Dr EVERINGHAM —Of course, nothing is free, but there are things that are free of charge at the point of service. Opposition members should talk to their colleagues in Queensland who run what they call a free hospital system. Of course, there is no free lunch. Of course somebody pays for it. But it is free of charge, free of fee, at the point of service. That is what is meant. That is all that is meant by the term 'free hospitals'. It does not mean that it drops from the sky like manna from heaven. No sensible person suggests that it does. I wish that that sort of inane comment would be dropped from the debate.

There are many ways in which Medicare will improve on the Earle Page concept of medical insurance and the five steps towards restoring the Earle Page scheme which occurred in seven years of Fraser Government. In that period, the then Government gradually eroded almost everything that Medibank had provided to the Australian people except the cover for pensioners which we brought in. The Earle Page cover for pensioners was about two-thirds of the standard fee. Most doctors joined that scheme and agreed to treat patients for that concessional payment. They then objected to the liberalisation of eligibility for pensions when the tapered means test came in. So a limit was put on the amount that a pensioner could earn and still get medical benefits. Under the Liberal Government, before Medibank, those patients who were eligible for pensioner medical services without means tests were allowed free services under that scheme only if the service was provided by a general practitioner and if the service was either a consultation or a visit. If the doctor was treating a fracture, giving an anaesthetic or performing an operation, there was no medical cover for the pensioners for that specialised care by general practitioners or specialists.

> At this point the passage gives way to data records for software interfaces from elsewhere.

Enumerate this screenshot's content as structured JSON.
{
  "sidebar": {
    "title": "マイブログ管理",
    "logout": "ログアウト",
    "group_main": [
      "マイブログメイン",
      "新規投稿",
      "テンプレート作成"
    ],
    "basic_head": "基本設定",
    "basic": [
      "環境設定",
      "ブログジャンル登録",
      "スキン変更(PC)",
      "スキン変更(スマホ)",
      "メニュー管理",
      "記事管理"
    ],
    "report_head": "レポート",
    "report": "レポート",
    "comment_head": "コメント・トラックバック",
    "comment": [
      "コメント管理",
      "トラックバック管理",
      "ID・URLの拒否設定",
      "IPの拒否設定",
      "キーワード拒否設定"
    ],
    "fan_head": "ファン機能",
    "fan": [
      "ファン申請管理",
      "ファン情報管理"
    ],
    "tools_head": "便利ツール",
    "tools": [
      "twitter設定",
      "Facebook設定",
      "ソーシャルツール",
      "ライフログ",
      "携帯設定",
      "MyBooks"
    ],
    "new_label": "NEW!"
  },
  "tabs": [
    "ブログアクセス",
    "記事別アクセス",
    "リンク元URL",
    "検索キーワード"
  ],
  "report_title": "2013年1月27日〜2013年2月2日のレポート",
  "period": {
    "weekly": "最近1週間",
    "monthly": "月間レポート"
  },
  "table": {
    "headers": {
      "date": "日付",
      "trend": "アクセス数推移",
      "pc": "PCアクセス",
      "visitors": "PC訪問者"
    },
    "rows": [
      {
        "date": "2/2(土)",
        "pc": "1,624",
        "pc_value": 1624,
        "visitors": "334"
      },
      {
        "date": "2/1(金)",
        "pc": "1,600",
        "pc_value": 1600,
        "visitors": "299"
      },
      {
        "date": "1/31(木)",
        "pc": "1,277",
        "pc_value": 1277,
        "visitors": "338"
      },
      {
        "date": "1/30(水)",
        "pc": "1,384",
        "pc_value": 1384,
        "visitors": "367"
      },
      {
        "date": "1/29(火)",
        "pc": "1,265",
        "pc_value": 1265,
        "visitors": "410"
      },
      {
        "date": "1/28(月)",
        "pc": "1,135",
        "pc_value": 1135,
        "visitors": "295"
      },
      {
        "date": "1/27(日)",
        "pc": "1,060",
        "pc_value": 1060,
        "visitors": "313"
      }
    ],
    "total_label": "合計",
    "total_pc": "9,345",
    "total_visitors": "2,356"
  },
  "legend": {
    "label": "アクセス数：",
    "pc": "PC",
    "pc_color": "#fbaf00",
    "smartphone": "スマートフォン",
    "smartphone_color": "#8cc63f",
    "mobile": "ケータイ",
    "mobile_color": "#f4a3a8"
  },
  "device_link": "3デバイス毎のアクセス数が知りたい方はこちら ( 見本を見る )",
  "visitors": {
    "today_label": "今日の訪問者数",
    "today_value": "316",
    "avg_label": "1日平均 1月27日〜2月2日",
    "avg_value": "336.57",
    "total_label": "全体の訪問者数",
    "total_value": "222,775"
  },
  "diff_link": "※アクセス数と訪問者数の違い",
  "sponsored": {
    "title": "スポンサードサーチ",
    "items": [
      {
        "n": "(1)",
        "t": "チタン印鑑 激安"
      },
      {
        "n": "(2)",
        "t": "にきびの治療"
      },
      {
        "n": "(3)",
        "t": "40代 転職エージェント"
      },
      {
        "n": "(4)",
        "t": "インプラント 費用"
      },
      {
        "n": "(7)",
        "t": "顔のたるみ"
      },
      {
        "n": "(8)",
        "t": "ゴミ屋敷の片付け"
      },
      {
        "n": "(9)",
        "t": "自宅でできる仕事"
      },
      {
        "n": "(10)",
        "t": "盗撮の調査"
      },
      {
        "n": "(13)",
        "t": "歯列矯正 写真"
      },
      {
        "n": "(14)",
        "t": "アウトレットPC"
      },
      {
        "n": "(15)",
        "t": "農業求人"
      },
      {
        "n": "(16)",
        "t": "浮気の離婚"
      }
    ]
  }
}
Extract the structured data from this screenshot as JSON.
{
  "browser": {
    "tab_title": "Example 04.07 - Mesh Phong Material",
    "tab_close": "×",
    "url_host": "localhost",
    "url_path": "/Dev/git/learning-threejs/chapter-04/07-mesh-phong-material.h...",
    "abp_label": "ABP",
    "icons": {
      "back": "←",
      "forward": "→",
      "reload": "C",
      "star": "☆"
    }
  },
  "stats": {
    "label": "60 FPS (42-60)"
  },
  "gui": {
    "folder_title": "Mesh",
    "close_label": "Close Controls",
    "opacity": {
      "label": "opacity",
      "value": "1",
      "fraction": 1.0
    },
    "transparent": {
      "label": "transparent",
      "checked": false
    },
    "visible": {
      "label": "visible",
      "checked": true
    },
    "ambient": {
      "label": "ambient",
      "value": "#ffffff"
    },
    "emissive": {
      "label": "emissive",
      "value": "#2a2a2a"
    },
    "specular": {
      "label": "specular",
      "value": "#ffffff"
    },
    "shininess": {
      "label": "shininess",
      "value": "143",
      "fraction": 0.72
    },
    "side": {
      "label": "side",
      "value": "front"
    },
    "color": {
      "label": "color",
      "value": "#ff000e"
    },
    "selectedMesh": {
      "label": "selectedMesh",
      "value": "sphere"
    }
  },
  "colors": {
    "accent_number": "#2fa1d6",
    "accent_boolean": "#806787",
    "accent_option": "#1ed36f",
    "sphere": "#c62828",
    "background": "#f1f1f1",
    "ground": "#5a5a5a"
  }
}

Medibank gave pensioners the same benefits as insured patients. It gave them entry to medical services on the same basis as the rest of the community. We are carrying that a little step further and asking the doctors to put everybody on the same basis as pensioners. The doctors will earn a reasonable return. If they want to charge a patient extra, they may do so. It is up to the doctor and the patient to arrive at a private practice free enterprise agreement on what the fee involved will be. That is free enterprise. Nothing in this system will stop that happening. But the Federal Government has been given the power by referendum by the Australian people. This Government has been given a mandate to implement its Medicare policies and to do what we are doing tonight, that is, to provide a monopoly of public service to apply to every Australian just as we have a monopoly on age pensions, on State railways and on all kinds-

Mr Howard —Telecom.

Dr EVERINGHAM —Yes, Telecom and Australia Post.

Mr Howard —And some of you would like a monopoly on education for the States, wouldn't you?

Dr EVERINGHAM —We have done more for the private education sector than our predecessors. Private schools were better off during the Whitlam years with the money we gave them when there was an education crisis in this country. The major complaint of the private and public schools was that Liberal-National Party governments had let them run down. We restored decent funding to them. We have done it again in the Budget this year.